The U.S. will deploy around 100 special operations troops to Iraq to assist in the fight against the Islamic State of Iraq and Greater Syria (ISIS) U.S. Army Colonel Steve Warren confirmed at a Department of Defense press briefing Wednesday.
Described as a specialized expeditionary targeting force, the troops will “conduct raids, free hostages, gather intelligence and capture ISIL leaders,” Warren said, using an alternative acronym for ISIS.
The majority of the personnel will support the Iraqi army and Kurdish Peshmerga, with a smaller number of “trigger-pullers” conducting operations in Iraq and across the border in Syria, he added.
The 100 commandos join the 3,500 U.S. troops already stationed in Iraq.
Although Iraq’s Prime Minister Haider al-Abadi welcomed the assistance, Reuters also reported him as saying that Iraq did not need foreign ground combat troops.

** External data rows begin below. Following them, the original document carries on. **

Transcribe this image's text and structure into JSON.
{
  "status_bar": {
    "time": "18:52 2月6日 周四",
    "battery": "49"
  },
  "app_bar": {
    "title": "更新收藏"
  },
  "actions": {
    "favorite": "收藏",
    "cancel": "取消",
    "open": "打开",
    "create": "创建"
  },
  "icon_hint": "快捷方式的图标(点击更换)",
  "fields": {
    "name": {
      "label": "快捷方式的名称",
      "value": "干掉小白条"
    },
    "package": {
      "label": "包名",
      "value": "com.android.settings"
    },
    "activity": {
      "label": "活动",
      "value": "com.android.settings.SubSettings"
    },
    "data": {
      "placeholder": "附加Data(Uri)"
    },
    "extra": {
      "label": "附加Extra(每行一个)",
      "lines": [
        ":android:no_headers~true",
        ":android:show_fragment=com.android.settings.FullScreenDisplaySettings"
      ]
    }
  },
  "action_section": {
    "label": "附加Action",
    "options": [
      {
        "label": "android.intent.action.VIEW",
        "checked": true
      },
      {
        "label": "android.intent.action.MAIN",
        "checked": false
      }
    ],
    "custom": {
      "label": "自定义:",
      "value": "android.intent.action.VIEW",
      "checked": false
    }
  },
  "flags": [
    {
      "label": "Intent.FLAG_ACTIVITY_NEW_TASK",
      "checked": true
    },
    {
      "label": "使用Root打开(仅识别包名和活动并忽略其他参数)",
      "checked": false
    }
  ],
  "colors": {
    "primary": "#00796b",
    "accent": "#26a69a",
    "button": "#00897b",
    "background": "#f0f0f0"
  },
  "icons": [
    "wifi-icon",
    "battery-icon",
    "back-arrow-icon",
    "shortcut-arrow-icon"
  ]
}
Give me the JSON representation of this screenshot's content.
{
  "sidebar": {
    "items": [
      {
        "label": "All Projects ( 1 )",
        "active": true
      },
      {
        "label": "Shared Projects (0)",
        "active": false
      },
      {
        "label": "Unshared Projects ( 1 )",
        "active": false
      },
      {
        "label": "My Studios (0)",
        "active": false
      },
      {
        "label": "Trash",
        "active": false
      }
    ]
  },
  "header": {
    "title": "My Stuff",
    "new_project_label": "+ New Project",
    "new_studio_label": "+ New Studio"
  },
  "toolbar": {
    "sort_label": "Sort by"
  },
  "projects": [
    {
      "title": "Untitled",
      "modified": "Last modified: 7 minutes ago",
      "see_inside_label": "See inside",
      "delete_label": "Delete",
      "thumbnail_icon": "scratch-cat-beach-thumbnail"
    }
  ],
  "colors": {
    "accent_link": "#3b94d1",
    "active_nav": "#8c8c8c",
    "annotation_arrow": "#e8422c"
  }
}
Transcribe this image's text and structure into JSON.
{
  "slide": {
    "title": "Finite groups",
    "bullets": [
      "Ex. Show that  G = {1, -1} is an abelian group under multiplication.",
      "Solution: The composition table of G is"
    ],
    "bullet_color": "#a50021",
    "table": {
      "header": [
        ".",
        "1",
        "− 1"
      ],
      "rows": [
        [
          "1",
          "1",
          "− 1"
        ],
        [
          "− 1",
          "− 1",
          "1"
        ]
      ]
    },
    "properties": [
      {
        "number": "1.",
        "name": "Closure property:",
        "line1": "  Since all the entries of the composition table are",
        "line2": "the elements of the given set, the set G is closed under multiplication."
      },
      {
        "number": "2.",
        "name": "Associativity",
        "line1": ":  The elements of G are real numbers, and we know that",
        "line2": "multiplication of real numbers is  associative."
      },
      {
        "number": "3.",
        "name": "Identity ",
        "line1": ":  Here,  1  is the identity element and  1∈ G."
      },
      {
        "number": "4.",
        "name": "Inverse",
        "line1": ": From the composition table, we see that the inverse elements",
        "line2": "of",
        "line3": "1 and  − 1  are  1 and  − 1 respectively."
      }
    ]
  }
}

Any special operations would require Iraqi approval, Abadi said.
The deepening involvement comes a little more than a month since Washington agreed to send 50 special operators to Syria in October.